*What you are asked to do*
An exact copy of all the data is required, with pictures left out.

[Start of section]

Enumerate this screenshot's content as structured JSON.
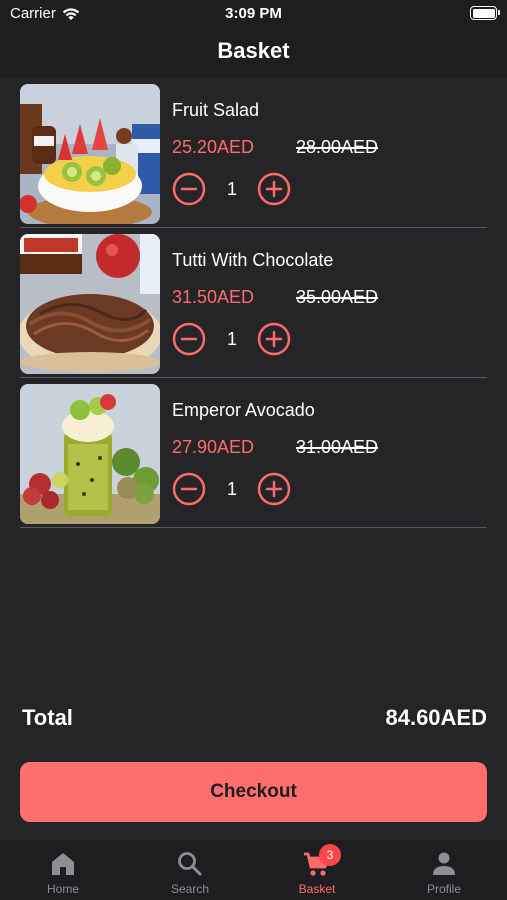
{
  "status_bar": {
    "carrier": "Carrier",
    "time": "3:09 PM"
  },
  "header": {
    "title": "Basket"
  },
  "items": [
    {
      "name": "Fruit Salad",
      "price": "25.20AED",
      "old_price": "28.00AED",
      "quantity": "1"
    },
    {
      "name": "Tutti With Chocolate",
      "price": "31.50AED",
      "old_price": "35.00AED",
      "quantity": "1"
    },
    {
      "name": "Emperor Avocado",
      "price": "27.90AED",
      "old_price": "31.00AED",
      "quantity": "1"
    }
  ],
  "summary": {
    "total_label": "Total",
    "total_value": "84.60AED"
  },
  "checkout": {
    "label": "Checkout"
  },
  "tabbar": {
    "tabs": [
      {
        "label": "Home",
        "icon": "home-icon"
      },
      {
        "label": "Search",
        "icon": "search-icon"
      },
      {
        "label": "Basket",
        "icon": "cart-icon",
        "badge": "3",
        "active": true
      },
      {
        "label": "Profile",
        "icon": "person-icon"
      }
    ]
  },
  "colors": {
    "accent": "#ff6b6b",
    "background": "#252527",
    "bar": "#1e1e20",
    "button": "#ff6f6f"
  }
}
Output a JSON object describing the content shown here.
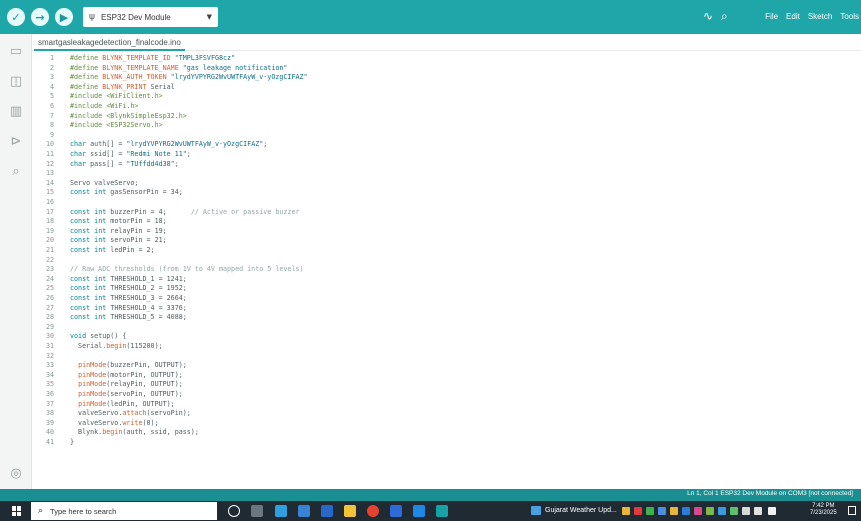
{
  "toolbar": {
    "board": "ESP32 Dev Module",
    "menu": [
      "File",
      "Edit",
      "Sketch",
      "Tools"
    ]
  },
  "tab": {
    "filename": "smartgasleakagedetection_finalcode.ino"
  },
  "code_lines": [
    {
      "n": "1",
      "t": "#define BLYNK_TEMPLATE_ID \"TMPL3FSVFG8cz\""
    },
    {
      "n": "2",
      "t": "#define BLYNK_TEMPLATE_NAME \"gas leakage notification\""
    },
    {
      "n": "3",
      "t": "#define BLYNK_AUTH_TOKEN \"lrydYVPYRG2WvUWTFAyW_v-yOzgCIFAZ\""
    },
    {
      "n": "4",
      "t": "#define BLYNK_PRINT Serial"
    },
    {
      "n": "5",
      "t": "#include <WiFiClient.h>"
    },
    {
      "n": "6",
      "t": "#include <WiFi.h>"
    },
    {
      "n": "7",
      "t": "#include <BlynkSimpleEsp32.h>"
    },
    {
      "n": "8",
      "t": "#include <ESP32Servo.h>"
    },
    {
      "n": "9",
      "t": ""
    },
    {
      "n": "10",
      "t": "char auth[] = \"lrydYVPYRG2WvUWTFAyW_v-yOzgCIFAZ\";"
    },
    {
      "n": "11",
      "t": "char ssid[] = \"Redmi Note 11\";"
    },
    {
      "n": "12",
      "t": "char pass[] = \"TUffdd4d38\";"
    },
    {
      "n": "13",
      "t": ""
    },
    {
      "n": "14",
      "t": "Servo valveServo;"
    },
    {
      "n": "15",
      "t": "const int gasSensorPin = 34;"
    },
    {
      "n": "16",
      "t": ""
    },
    {
      "n": "17",
      "t": "const int buzzerPin = 4;      // Active or passive buzzer"
    },
    {
      "n": "18",
      "t": "const int motorPin = 18;"
    },
    {
      "n": "19",
      "t": "const int relayPin = 19;"
    },
    {
      "n": "20",
      "t": "const int servoPin = 21;"
    },
    {
      "n": "21",
      "t": "const int ledPin = 2;"
    },
    {
      "n": "22",
      "t": ""
    },
    {
      "n": "23",
      "t": "// Raw ADC thresholds (from 1V to 4V mapped into 5 levels)"
    },
    {
      "n": "24",
      "t": "const int THRESHOLD_1 = 1241;"
    },
    {
      "n": "25",
      "t": "const int THRESHOLD_2 = 1952;"
    },
    {
      "n": "26",
      "t": "const int THRESHOLD_3 = 2664;"
    },
    {
      "n": "27",
      "t": "const int THRESHOLD_4 = 3376;"
    },
    {
      "n": "28",
      "t": "const int THRESHOLD_5 = 4088;"
    },
    {
      "n": "29",
      "t": ""
    },
    {
      "n": "30",
      "t": "void setup() {"
    },
    {
      "n": "31",
      "t": "  Serial.begin(115200);"
    },
    {
      "n": "32",
      "t": ""
    },
    {
      "n": "33",
      "t": "  pinMode(buzzerPin, OUTPUT);"
    },
    {
      "n": "34",
      "t": "  pinMode(motorPin, OUTPUT);"
    },
    {
      "n": "35",
      "t": "  pinMode(relayPin, OUTPUT);"
    },
    {
      "n": "36",
      "t": "  pinMode(servoPin, OUTPUT);"
    },
    {
      "n": "37",
      "t": "  pinMode(ledPin, OUTPUT);"
    },
    {
      "n": "38",
      "t": "  valveServo.attach(servoPin);"
    },
    {
      "n": "39",
      "t": "  valveServo.write(0);"
    },
    {
      "n": "40",
      "t": "  Blynk.begin(auth, ssid, pass);"
    },
    {
      "n": "41",
      "t": "}"
    }
  ],
  "statusbar": {
    "text": "Ln 1, Col 1   ESP32 Dev Module on COM3 [not connected]"
  },
  "taskbar": {
    "search_placeholder": "Type here to search",
    "weather": "Gujarat Weather Upd...",
    "time": "7:42 PM",
    "date": "7/23/2025"
  },
  "colors": {
    "toolbar": "#1ea6a9",
    "statusbar": "#1a8f92",
    "taskbar": "#1f2a33"
  },
  "icons": {
    "verify": "check-icon",
    "upload": "arrow-right-icon",
    "debug": "debug-icon",
    "serial_plotter": "plotter-icon",
    "serial_monitor": "serial-monitor-icon"
  }
}
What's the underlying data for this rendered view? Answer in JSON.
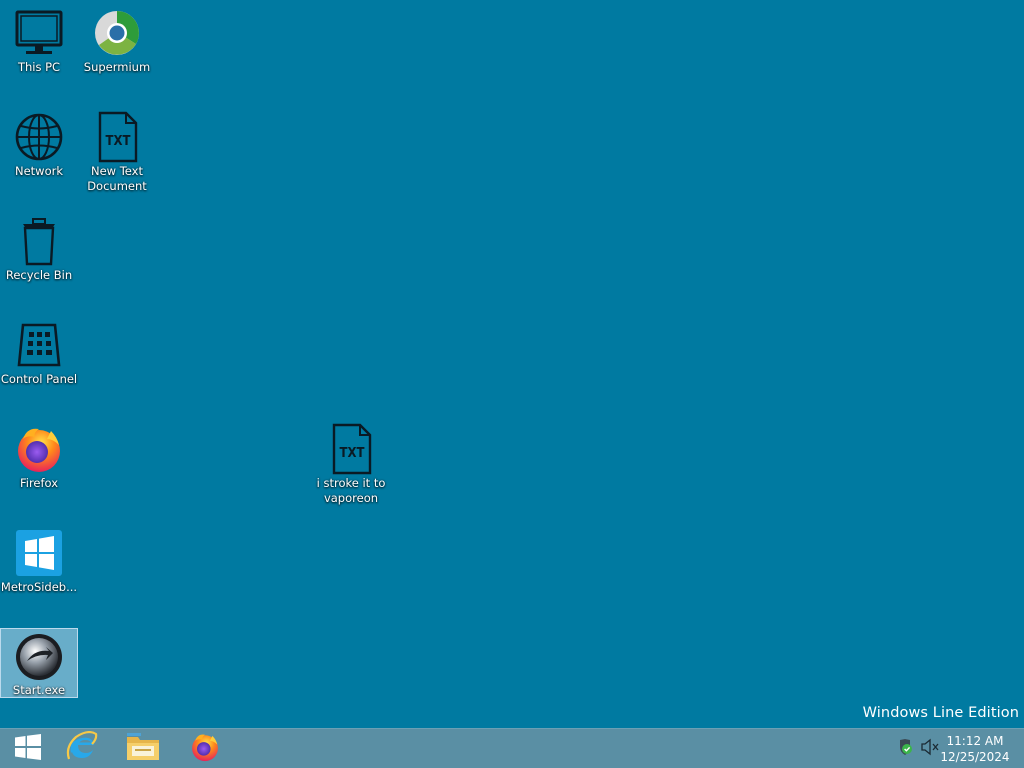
{
  "desktop": {
    "background": "#007aa1",
    "icons": [
      {
        "label": "This PC",
        "icon": "monitor-icon"
      },
      {
        "label": "Supermium",
        "icon": "supermium-browser-icon"
      },
      {
        "label": "Network",
        "icon": "globe-icon"
      },
      {
        "label": "New Text Document",
        "icon": "text-file-icon",
        "file_badge": "TXT"
      },
      {
        "label": "Recycle Bin",
        "icon": "trash-icon"
      },
      {
        "label": "Control Panel",
        "icon": "control-panel-icon"
      },
      {
        "label": "Firefox",
        "icon": "firefox-icon"
      },
      {
        "label": "i stroke it to vaporeon",
        "icon": "text-file-icon",
        "file_badge": "TXT"
      },
      {
        "label": "MetroSideb...",
        "icon": "windows-tile-icon"
      },
      {
        "label": "Start.exe",
        "icon": "start-orb-icon",
        "selected": true
      }
    ],
    "edition_text": "Windows Line Edition"
  },
  "taskbar": {
    "background": "#5a8fa4",
    "pinned": [
      {
        "name": "Start",
        "icon": "windows-logo-icon"
      },
      {
        "name": "Internet Explorer",
        "icon": "internet-explorer-icon"
      },
      {
        "name": "File Explorer",
        "icon": "folder-icon"
      },
      {
        "name": "Firefox",
        "icon": "firefox-icon"
      }
    ],
    "tray": {
      "icons": [
        "security-shield-icon",
        "speaker-muted-icon"
      ],
      "time": "11:12 AM",
      "date": "12/25/2024"
    }
  }
}
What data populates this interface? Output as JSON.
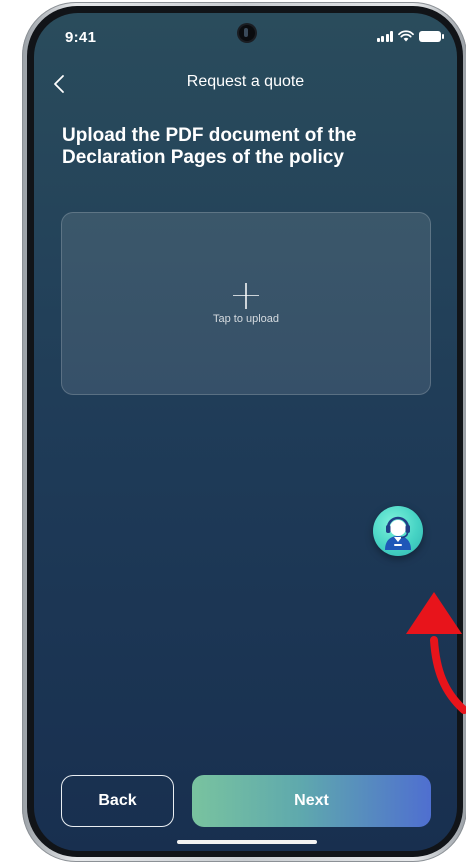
{
  "status_bar": {
    "time": "9:41",
    "icons": [
      "signal-icon",
      "wifi-icon",
      "battery-icon"
    ]
  },
  "nav": {
    "back_icon": "chevron-left-icon",
    "title": "Request a quote"
  },
  "page": {
    "heading": "Upload the PDF document of the Declaration Pages of the policy"
  },
  "upload": {
    "icon": "plus-icon",
    "label": "Tap to upload"
  },
  "support": {
    "icon": "customer-support-agent-icon",
    "color": "#46d3c4"
  },
  "footer": {
    "back_label": "Back",
    "next_label": "Next"
  },
  "annotation": {
    "icon": "curved-arrow-icon",
    "color": "#e8141b"
  },
  "colors": {
    "background_top": "#2a4c5c",
    "background_bottom": "#182f4f",
    "next_gradient_start": "#79c39f",
    "next_gradient_end": "#4f6fd0"
  }
}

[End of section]

*Finished task*
Enumerate this screenshot's content as structured JSON.
{
  "status_bar": {
    "carrier": "Carrier",
    "time": "3:09 PM"
  },
  "header": {
    "title": "Basket"
  },
  "items": [
    {
      "name": "Fruit Salad",
      "price": "25.20AED",
      "old_price": "28.00AED",
      "quantity": "1"
    },
    {
      "name": "Tutti With Chocolate",
      "price": "31.50AED",
      "old_price": "35.00AED",
      "quantity": "1"
    },
    {
      "name": "Emperor Avocado",
      "price": "27.90AED",
      "old_price": "31.00AED",
      "quantity": "1"
    }
  ],
  "summary": {
    "total_label": "Total",
    "total_value": "84.60AED"
  },
  "checkout": {
    "label": "Checkout"
  },
  "tabbar": {
    "tabs": [
      {
        "label": "Home",
        "icon": "home-icon"
      },
      {
        "label": "Search",
        "icon": "search-icon"
      },
      {
        "label": "Basket",
        "icon": "cart-icon",
        "badge": "3",
        "active": true
      },
      {
        "label": "Profile",
        "icon": "person-icon"
      }
    ]
  },
  "colors": {
    "accent": "#ff6b6b",
    "background": "#252527",
    "bar": "#1e1e20",
    "button": "#ff6f6f"
  }
}
Output a JSON object describing the content shown here.
{
  "toolbar": {
    "board": "ESP32 Dev Module",
    "menu": [
      "File",
      "Edit",
      "Sketch",
      "Tools"
    ]
  },
  "tab": {
    "filename": "smartgasleakagedetection_finalcode.ino"
  },
  "code_lines": [
    {
      "n": "1",
      "t": "#define BLYNK_TEMPLATE_ID \"TMPL3FSVFG8cz\""
    },
    {
      "n": "2",
      "t": "#define BLYNK_TEMPLATE_NAME \"gas leakage notification\""
    },
    {
      "n": "3",
      "t": "#define BLYNK_AUTH_TOKEN \"lrydYVPYRG2WvUWTFAyW_v-yOzgCIFAZ\""
    },
    {
      "n": "4",
      "t": "#define BLYNK_PRINT Serial"
    },
    {
      "n": "5",
      "t": "#include <WiFiClient.h>"
    },
    {
      "n": "6",
      "t": "#include <WiFi.h>"
    },
    {
      "n": "7",
      "t": "#include <BlynkSimpleEsp32.h>"
    },
    {
      "n": "8",
      "t": "#include <ESP32Servo.h>"
    },
    {
      "n": "9",
      "t": ""
    },
    {
      "n": "10",
      "t": "char auth[] = \"lrydYVPYRG2WvUWTFAyW_v-yOzgCIFAZ\";"
    },
    {
      "n": "11",
      "t": "char ssid[] = \"Redmi Note 11\";"
    },
    {
      "n": "12",
      "t": "char pass[] = \"TUffdd4d38\";"
    },
    {
      "n": "13",
      "t": ""
    },
    {
      "n": "14",
      "t": "Servo valveServo;"
    },
    {
      "n": "15",
      "t": "const int gasSensorPin = 34;"
    },
    {
      "n": "16",
      "t": ""
    },
    {
      "n": "17",
      "t": "const int buzzerPin = 4;      // Active or passive buzzer"
    },
    {
      "n": "18",
      "t": "const int motorPin = 18;"
    },
    {
      "n": "19",
      "t": "const int relayPin = 19;"
    },
    {
      "n": "20",
      "t": "const int servoPin = 21;"
    },
    {
      "n": "21",
      "t": "const int ledPin = 2;"
    },
    {
      "n": "22",
      "t": ""
    },
    {
      "n": "23",
      "t": "// Raw ADC thresholds (from 1V to 4V mapped into 5 levels)"
    },
    {
      "n": "24",
      "t": "const int THRESHOLD_1 = 1241;"
    },
    {
      "n": "25",
      "t": "const int THRESHOLD_2 = 1952;"
    },
    {
      "n": "26",
      "t": "const int THRESHOLD_3 = 2664;"
    },
    {
      "n": "27",
      "t": "const int THRESHOLD_4 = 3376;"
    },
    {
      "n": "28",
      "t": "const int THRESHOLD_5 = 4088;"
    },
    {
      "n": "29",
      "t": ""
    },
    {
      "n": "30",
      "t": "void setup() {"
    },
    {
      "n": "31",
      "t": "  Serial.begin(115200);"
    },
    {
      "n": "32",
      "t": ""
    },
    {
      "n": "33",
      "t": "  pinMode(buzzerPin, OUTPUT);"
    },
    {
      "n": "34",
      "t": "  pinMode(motorPin, OUTPUT);"
    },
    {
      "n": "35",
      "t": "  pinMode(relayPin, OUTPUT);"
    },
    {
      "n": "36",
      "t": "  pinMode(servoPin, OUTPUT);"
    },
    {
      "n": "37",
      "t": "  pinMode(ledPin, OUTPUT);"
    },
    {
      "n": "38",
      "t": "  valveServo.attach(servoPin);"
    },
    {
      "n": "39",
      "t": "  valveServo.write(0);"
    },
    {
      "n": "40",
      "t": "  Blynk.begin(auth, ssid, pass);"
    },
    {
      "n": "41",
      "t": "}"
    }
  ],
  "statusbar": {
    "text": "Ln 1, Col 1   ESP32 Dev Module on COM3 [not connected]"
  },
  "taskbar": {
    "search_placeholder": "Type here to search",
    "weather": "Gujarat Weather Upd...",
    "time": "7:42 PM",
    "date": "7/23/2025"
  },
  "colors": {
    "toolbar": "#1ea6a9",
    "statusbar": "#1a8f92",
    "taskbar": "#1f2a33"
  },
  "icons": {
    "verify": "check-icon",
    "upload": "arrow-right-icon",
    "debug": "debug-icon",
    "serial_plotter": "plotter-icon",
    "serial_monitor": "serial-monitor-icon"
  }
}
What's the underlying data for this rendered view? Answer in JSON.
{
  "desktop": {
    "background": "#007aa1",
    "icons": [
      {
        "label": "This PC",
        "icon": "monitor-icon"
      },
      {
        "label": "Supermium",
        "icon": "supermium-browser-icon"
      },
      {
        "label": "Network",
        "icon": "globe-icon"
      },
      {
        "label": "New Text Document",
        "icon": "text-file-icon",
        "file_badge": "TXT"
      },
      {
        "label": "Recycle Bin",
        "icon": "trash-icon"
      },
      {
        "label": "Control Panel",
        "icon": "control-panel-icon"
      },
      {
        "label": "Firefox",
        "icon": "firefox-icon"
      },
      {
        "label": "i stroke it to vaporeon",
        "icon": "text-file-icon",
        "file_badge": "TXT"
      },
      {
        "label": "MetroSideb...",
        "icon": "windows-tile-icon"
      },
      {
        "label": "Start.exe",
        "icon": "start-orb-icon",
        "selected": true
      }
    ],
    "edition_text": "Windows Line Edition"
  },
  "taskbar": {
    "background": "#5a8fa4",
    "pinned": [
      {
        "name": "Start",
        "icon": "windows-logo-icon"
      },
      {
        "name": "Internet Explorer",
        "icon": "internet-explorer-icon"
      },
      {
        "name": "File Explorer",
        "icon": "folder-icon"
      },
      {
        "name": "Firefox",
        "icon": "firefox-icon"
      }
    ],
    "tray": {
      "icons": [
        "security-shield-icon",
        "speaker-muted-icon"
      ],
      "time": "11:12 AM",
      "date": "12/25/2024"
    }
  }
}
What data populates this interface? Output as JSON.
{
  "status_bar": {
    "time": "9:41",
    "icons": [
      "signal-icon",
      "wifi-icon",
      "battery-icon"
    ]
  },
  "nav": {
    "back_icon": "chevron-left-icon",
    "title": "Request a quote"
  },
  "page": {
    "heading": "Upload the PDF document of the Declaration Pages of the policy"
  },
  "upload": {
    "icon": "plus-icon",
    "label": "Tap to upload"
  },
  "support": {
    "icon": "customer-support-agent-icon",
    "color": "#46d3c4"
  },
  "footer": {
    "back_label": "Back",
    "next_label": "Next"
  },
  "annotation": {
    "icon": "curved-arrow-icon",
    "color": "#e8141b"
  },
  "colors": {
    "background_top": "#2a4c5c",
    "background_bottom": "#182f4f",
    "next_gradient_start": "#79c39f",
    "next_gradient_end": "#4f6fd0"
  }
}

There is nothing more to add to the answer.